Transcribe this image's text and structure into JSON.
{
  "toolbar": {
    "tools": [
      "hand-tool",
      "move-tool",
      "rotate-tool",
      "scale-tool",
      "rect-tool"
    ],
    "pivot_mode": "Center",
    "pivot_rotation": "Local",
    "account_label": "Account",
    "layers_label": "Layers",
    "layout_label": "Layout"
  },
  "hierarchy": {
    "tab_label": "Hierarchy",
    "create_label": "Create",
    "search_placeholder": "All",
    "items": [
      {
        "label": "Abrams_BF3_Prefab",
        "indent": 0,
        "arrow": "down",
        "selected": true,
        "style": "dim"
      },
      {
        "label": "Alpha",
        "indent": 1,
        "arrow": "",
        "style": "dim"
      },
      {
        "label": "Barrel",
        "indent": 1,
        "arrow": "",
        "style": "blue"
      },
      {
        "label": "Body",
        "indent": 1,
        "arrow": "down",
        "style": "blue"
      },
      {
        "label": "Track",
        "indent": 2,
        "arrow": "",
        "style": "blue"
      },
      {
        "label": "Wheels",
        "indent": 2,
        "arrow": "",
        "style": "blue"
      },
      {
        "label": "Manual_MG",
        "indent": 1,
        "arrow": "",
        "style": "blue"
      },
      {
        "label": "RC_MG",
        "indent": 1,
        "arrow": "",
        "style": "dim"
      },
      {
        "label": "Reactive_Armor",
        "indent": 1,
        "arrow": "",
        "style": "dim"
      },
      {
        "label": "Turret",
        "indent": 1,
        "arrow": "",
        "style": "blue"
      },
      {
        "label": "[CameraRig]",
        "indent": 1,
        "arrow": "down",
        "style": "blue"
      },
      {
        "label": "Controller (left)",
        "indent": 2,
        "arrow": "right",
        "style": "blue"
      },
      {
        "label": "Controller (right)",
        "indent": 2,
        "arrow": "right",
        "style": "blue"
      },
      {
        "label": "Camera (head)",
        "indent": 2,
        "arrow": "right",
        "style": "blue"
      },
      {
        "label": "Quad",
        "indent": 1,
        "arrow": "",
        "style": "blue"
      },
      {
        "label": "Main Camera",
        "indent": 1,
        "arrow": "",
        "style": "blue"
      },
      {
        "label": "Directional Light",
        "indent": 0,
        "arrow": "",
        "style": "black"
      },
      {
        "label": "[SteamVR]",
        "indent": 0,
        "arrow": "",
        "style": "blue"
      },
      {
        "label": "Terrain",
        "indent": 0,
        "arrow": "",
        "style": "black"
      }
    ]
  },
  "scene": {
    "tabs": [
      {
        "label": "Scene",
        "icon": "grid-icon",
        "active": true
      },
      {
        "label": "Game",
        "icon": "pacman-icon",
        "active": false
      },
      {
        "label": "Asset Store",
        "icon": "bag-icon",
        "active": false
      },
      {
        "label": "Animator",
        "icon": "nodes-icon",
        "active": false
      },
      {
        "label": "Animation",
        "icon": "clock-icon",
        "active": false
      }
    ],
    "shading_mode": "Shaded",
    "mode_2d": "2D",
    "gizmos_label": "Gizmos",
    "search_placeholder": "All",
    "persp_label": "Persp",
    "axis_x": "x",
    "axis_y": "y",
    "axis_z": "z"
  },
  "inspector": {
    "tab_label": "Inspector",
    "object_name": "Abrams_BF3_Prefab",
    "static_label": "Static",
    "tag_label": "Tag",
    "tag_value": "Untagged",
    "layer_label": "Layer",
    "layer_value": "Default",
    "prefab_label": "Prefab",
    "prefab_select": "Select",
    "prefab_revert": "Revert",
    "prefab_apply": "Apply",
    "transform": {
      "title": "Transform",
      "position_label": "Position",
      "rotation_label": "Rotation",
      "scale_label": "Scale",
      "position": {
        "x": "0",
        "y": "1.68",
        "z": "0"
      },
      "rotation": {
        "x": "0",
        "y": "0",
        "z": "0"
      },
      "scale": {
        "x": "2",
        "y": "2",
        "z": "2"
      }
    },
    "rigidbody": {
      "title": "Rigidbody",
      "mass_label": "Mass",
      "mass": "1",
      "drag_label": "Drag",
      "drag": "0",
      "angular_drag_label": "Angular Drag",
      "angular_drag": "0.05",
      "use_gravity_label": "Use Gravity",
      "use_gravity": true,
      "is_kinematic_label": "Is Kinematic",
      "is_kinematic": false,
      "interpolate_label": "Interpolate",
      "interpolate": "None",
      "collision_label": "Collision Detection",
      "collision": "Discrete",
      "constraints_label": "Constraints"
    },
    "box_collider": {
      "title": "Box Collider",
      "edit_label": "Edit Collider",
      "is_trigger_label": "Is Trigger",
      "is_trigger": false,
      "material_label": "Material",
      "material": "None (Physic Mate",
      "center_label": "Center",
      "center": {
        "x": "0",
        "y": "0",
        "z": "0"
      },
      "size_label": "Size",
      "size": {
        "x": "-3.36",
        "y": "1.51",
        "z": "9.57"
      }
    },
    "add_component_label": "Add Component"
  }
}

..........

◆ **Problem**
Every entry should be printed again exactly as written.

◆ **Solved exercise**
Transcribe this image's text and structure into JSON.
{
  "toolbar": {
    "tools": [
      "hand-tool",
      "move-tool",
      "rotate-tool",
      "scale-tool",
      "rect-tool"
    ],
    "pivot_mode": "Center",
    "pivot_rotation": "Local",
    "account_label": "Account",
    "layers_label": "Layers",
    "layout_label": "Layout"
  },
  "hierarchy": {
    "tab_label": "Hierarchy",
    "create_label": "Create",
    "search_placeholder": "All",
    "items": [
      {
        "label": "Abrams_BF3_Prefab",
        "indent": 0,
        "arrow": "down",
        "selected": true,
        "style": "dim"
      },
      {
        "label": "Alpha",
        "indent": 1,
        "arrow": "",
        "style": "dim"
      },
      {
        "label": "Barrel",
        "indent": 1,
        "arrow": "",
        "style": "blue"
      },
      {
        "label": "Body",
        "indent": 1,
        "arrow": "down",
        "style": "blue"
      },
      {
        "label": "Track",
        "indent": 2,
        "arrow": "",
        "style": "blue"
      },
      {
        "label": "Wheels",
        "indent": 2,
        "arrow": "",
        "style": "blue"
      },
      {
        "label": "Manual_MG",
        "indent": 1,
        "arrow": "",
        "style": "blue"
      },
      {
        "label": "RC_MG",
        "indent": 1,
        "arrow": "",
        "style": "dim"
      },
      {
        "label": "Reactive_Armor",
        "indent": 1,
        "arrow": "",
        "style": "dim"
      },
      {
        "label": "Turret",
        "indent": 1,
        "arrow": "",
        "style": "blue"
      },
      {
        "label": "[CameraRig]",
        "indent": 1,
        "arrow": "down",
        "style": "blue"
      },
      {
        "label": "Controller (left)",
        "indent": 2,
        "arrow": "right",
        "style": "blue"
      },
      {
        "label": "Controller (right)",
        "indent": 2,
        "arrow": "right",
        "style": "blue"
      },
      {
        "label": "Camera (head)",
        "indent": 2,
        "arrow": "right",
        "style": "blue"
      },
      {
        "label": "Quad",
        "indent": 1,
        "arrow": "",
        "style": "blue"
      },
      {
        "label": "Main Camera",
        "indent": 1,
        "arrow": "",
        "style": "blue"
      },
      {
        "label": "Directional Light",
        "indent": 0,
        "arrow": "",
        "style": "black"
      },
      {
        "label": "[SteamVR]",
        "indent": 0,
        "arrow": "",
        "style": "blue"
      },
      {
        "label": "Terrain",
        "indent": 0,
        "arrow": "",
        "style": "black"
      }
    ]
  },
  "scene": {
    "tabs": [
      {
        "label": "Scene",
        "icon": "grid-icon",
        "active": true
      },
      {
        "label": "Game",
        "icon": "pacman-icon",
        "active": false
      },
      {
        "label": "Asset Store",
        "icon": "bag-icon",
        "active": false
      },
      {
        "label": "Animator",
        "icon": "nodes-icon",
        "active": false
      },
      {
        "label": "Animation",
        "icon": "clock-icon",
        "active": false
      }
    ],
    "shading_mode": "Shaded",
    "mode_2d": "2D",
    "gizmos_label": "Gizmos",
    "search_placeholder": "All",
    "persp_label": "Persp",
    "axis_x": "x",
    "axis_y": "y",
    "axis_z": "z"
  },
  "inspector": {
    "tab_label": "Inspector",
    "object_name": "Abrams_BF3_Prefab",
    "static_label": "Static",
    "tag_label": "Tag",
    "tag_value": "Untagged",
    "layer_label": "Layer",
    "layer_value": "Default",
    "prefab_label": "Prefab",
    "prefab_select": "Select",
    "prefab_revert": "Revert",
    "prefab_apply": "Apply",
    "transform": {
      "title": "Transform",
      "position_label": "Position",
      "rotation_label": "Rotation",
      "scale_label": "Scale",
      "position": {
        "x": "0",
        "y": "1.68",
        "z": "0"
      },
      "rotation": {
        "x": "0",
        "y": "0",
        "z": "0"
      },
      "scale": {
        "x": "2",
        "y": "2",
        "z": "2"
      }
    },
    "rigidbody": {
      "title": "Rigidbody",
      "mass_label": "Mass",
      "mass": "1",
      "drag_label": "Drag",
      "drag": "0",
      "angular_drag_label": "Angular Drag",
      "angular_drag": "0.05",
      "use_gravity_label": "Use Gravity",
      "use_gravity": true,
      "is_kinematic_label": "Is Kinematic",
      "is_kinematic": false,
      "interpolate_label": "Interpolate",
      "interpolate": "None",
      "collision_label": "Collision Detection",
      "collision": "Discrete",
      "constraints_label": "Constraints"
    },
    "box_collider": {
      "title": "Box Collider",
      "edit_label": "Edit Collider",
      "is_trigger_label": "Is Trigger",
      "is_trigger": false,
      "material_label": "Material",
      "material": "None (Physic Mate",
      "center_label": "Center",
      "center": {
        "x": "0",
        "y": "0",
        "z": "0"
      },
      "size_label": "Size",
      "size": {
        "x": "-3.36",
        "y": "1.51",
        "z": "9.57"
      }
    },
    "add_component_label": "Add Component"
  }
}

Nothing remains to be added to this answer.